[Opening Supplied material section]

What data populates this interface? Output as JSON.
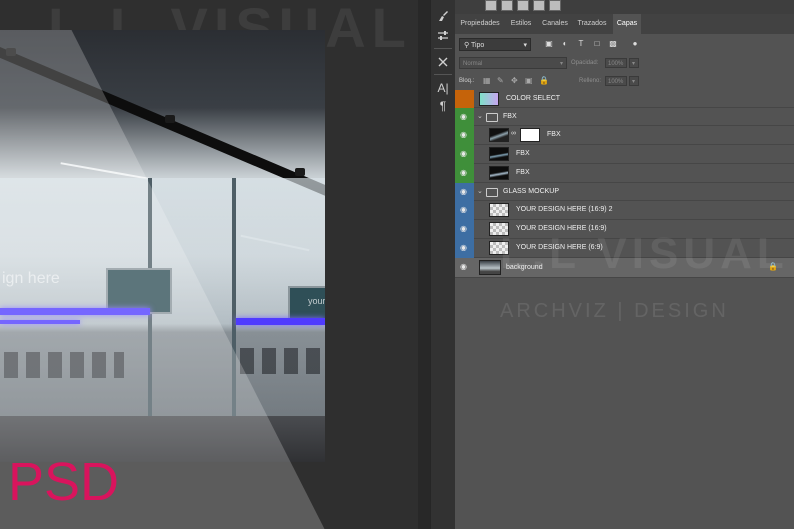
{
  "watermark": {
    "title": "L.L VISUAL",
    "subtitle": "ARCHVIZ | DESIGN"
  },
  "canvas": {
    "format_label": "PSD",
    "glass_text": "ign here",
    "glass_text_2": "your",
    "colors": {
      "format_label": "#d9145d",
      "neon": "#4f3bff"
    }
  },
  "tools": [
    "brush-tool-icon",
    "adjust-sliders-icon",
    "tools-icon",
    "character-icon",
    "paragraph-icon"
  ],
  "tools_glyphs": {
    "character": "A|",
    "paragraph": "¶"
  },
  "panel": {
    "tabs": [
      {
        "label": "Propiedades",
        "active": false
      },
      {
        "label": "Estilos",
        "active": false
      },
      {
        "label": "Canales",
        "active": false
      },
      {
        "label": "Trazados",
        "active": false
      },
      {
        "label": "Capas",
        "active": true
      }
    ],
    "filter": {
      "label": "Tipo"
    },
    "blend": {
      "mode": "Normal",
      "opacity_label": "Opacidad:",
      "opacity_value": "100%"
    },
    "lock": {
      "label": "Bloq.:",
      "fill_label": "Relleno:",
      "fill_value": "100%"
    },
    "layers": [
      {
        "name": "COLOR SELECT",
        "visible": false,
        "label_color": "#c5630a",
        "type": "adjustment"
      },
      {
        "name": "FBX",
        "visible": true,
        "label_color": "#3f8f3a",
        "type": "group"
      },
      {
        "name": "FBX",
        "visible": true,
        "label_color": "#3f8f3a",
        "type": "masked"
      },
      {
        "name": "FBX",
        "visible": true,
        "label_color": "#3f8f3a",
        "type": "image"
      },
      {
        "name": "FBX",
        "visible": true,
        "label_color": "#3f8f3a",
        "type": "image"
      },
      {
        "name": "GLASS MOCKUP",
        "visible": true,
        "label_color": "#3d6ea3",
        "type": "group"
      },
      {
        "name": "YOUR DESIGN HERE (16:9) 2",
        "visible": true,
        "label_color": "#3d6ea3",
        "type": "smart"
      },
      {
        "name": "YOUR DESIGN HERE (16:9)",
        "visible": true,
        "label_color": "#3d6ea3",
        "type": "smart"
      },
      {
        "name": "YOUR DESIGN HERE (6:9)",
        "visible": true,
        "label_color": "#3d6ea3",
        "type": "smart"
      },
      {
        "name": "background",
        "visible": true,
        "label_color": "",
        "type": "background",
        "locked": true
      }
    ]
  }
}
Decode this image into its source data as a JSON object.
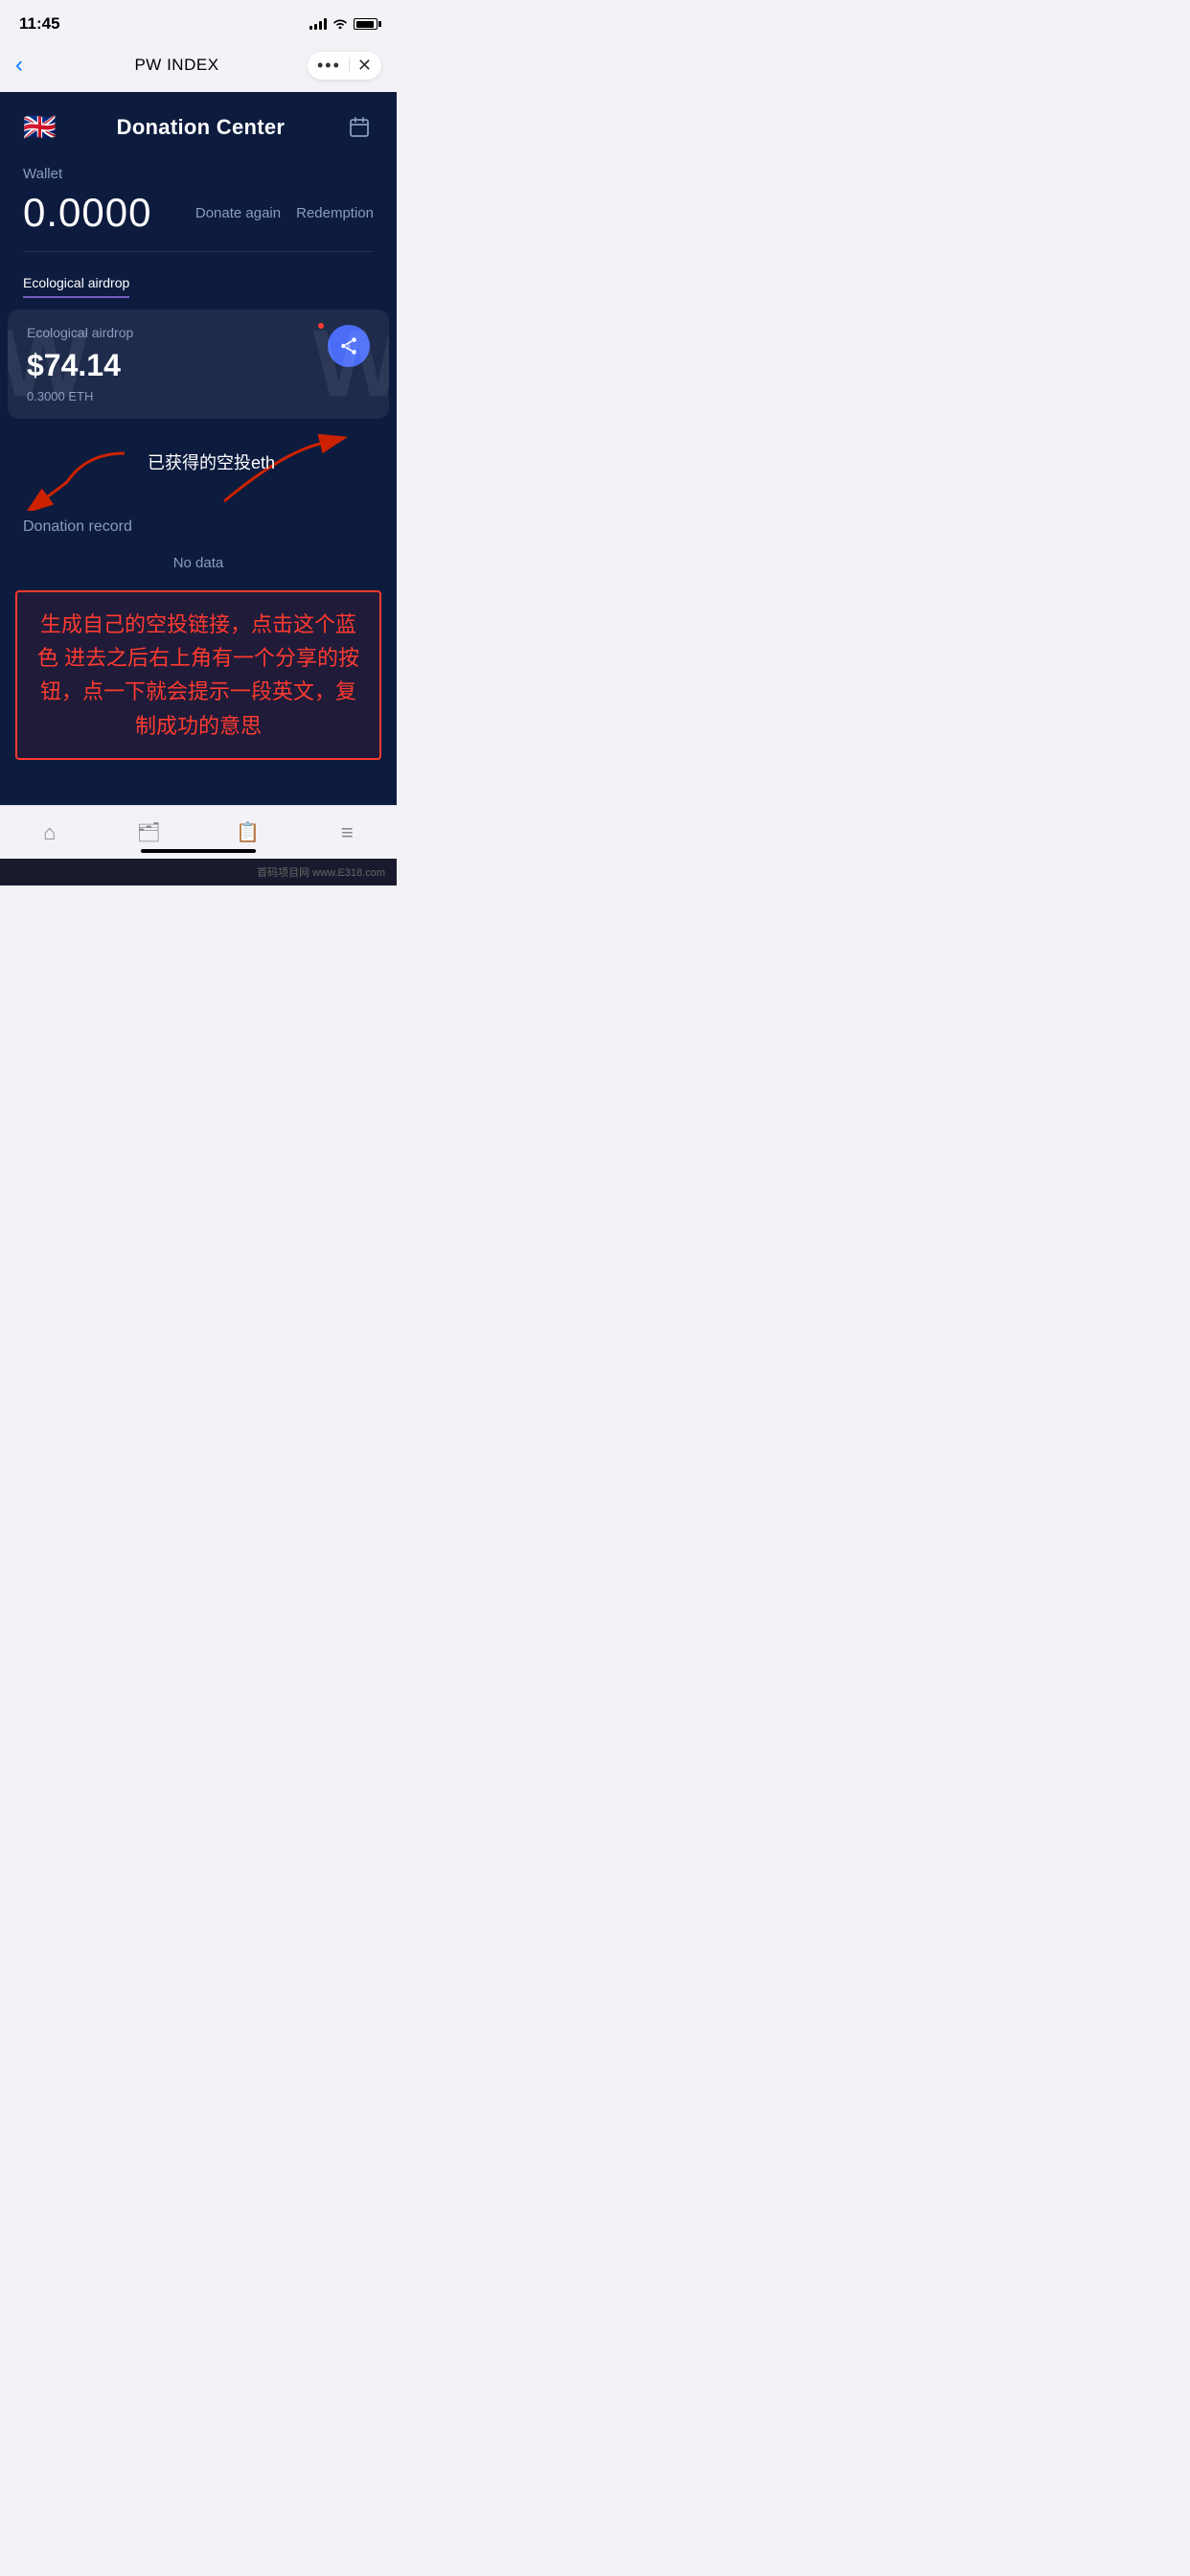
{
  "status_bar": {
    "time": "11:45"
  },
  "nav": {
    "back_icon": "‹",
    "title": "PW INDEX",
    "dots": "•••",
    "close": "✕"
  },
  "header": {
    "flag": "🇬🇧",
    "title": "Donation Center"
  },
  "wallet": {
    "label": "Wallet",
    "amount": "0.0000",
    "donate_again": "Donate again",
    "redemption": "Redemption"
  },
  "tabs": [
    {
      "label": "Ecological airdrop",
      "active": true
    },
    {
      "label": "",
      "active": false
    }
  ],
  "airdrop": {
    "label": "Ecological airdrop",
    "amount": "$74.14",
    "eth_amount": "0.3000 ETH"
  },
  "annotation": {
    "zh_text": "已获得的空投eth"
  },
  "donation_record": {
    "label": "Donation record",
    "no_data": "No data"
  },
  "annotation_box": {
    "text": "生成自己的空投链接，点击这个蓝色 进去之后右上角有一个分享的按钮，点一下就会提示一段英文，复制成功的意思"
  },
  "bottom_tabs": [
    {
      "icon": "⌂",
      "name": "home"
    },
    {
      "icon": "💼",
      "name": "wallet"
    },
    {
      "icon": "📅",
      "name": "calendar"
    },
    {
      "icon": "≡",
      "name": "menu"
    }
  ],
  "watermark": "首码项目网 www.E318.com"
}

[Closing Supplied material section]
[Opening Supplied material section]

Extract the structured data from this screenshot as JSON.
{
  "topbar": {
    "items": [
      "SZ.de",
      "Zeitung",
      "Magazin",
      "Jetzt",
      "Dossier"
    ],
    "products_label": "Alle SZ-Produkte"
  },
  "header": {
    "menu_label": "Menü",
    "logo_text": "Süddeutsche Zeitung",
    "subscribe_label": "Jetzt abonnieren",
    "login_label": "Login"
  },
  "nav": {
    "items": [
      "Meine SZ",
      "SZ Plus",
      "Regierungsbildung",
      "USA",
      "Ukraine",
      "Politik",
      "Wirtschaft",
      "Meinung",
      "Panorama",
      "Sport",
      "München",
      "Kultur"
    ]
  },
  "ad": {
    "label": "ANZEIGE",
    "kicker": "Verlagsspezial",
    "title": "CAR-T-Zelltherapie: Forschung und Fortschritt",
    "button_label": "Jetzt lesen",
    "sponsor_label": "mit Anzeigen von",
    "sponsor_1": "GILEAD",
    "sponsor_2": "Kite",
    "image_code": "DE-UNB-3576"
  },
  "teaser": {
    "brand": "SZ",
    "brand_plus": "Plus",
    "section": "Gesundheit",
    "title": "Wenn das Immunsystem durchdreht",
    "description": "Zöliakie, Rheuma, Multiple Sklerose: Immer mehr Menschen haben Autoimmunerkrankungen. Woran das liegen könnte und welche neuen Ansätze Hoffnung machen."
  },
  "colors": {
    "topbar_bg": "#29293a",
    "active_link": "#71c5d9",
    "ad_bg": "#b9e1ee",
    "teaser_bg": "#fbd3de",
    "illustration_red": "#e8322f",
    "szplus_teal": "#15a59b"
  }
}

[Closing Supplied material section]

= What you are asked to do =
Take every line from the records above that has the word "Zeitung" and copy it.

= Expected answer =
      "Zeitung",
    "logo_text": "Süddeutsche Zeitung",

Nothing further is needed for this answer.